**Problem to work on:**
Go through the entries and count the lines with the string "APRIL" in them. Give only that number.

** Opening Data records block **

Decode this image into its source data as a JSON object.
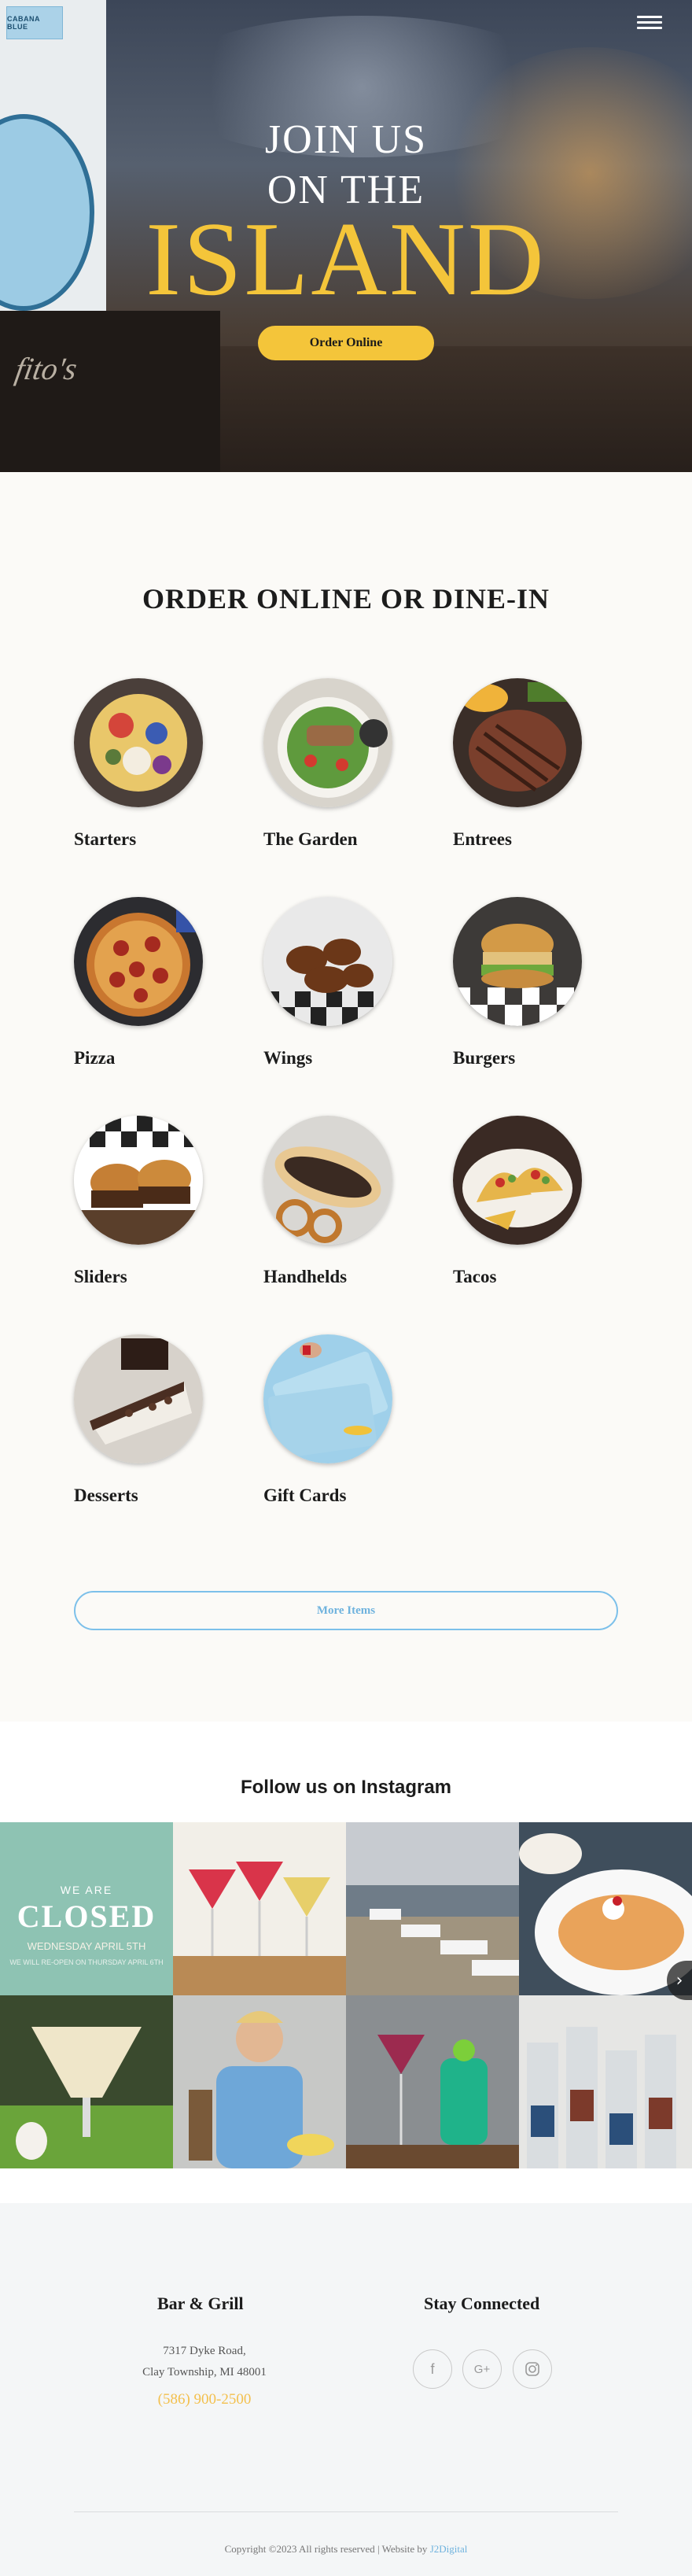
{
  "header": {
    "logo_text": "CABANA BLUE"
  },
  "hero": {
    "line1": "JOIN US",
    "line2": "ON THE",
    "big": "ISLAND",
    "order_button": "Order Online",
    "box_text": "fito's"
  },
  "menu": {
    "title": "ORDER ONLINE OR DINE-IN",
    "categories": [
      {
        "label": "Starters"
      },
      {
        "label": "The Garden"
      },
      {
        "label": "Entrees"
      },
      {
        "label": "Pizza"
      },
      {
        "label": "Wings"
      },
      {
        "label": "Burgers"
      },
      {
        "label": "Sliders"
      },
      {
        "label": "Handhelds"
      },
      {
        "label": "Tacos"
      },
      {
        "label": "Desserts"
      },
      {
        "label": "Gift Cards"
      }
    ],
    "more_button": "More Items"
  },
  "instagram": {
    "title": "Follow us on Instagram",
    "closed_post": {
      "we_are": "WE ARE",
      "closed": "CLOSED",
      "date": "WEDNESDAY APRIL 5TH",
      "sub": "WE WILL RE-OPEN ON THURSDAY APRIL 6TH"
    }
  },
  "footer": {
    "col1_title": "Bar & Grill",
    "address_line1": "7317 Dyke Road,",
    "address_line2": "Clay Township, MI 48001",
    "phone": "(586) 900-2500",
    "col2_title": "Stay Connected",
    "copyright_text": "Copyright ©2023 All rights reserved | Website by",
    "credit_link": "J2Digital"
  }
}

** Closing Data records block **

**Written response:**
2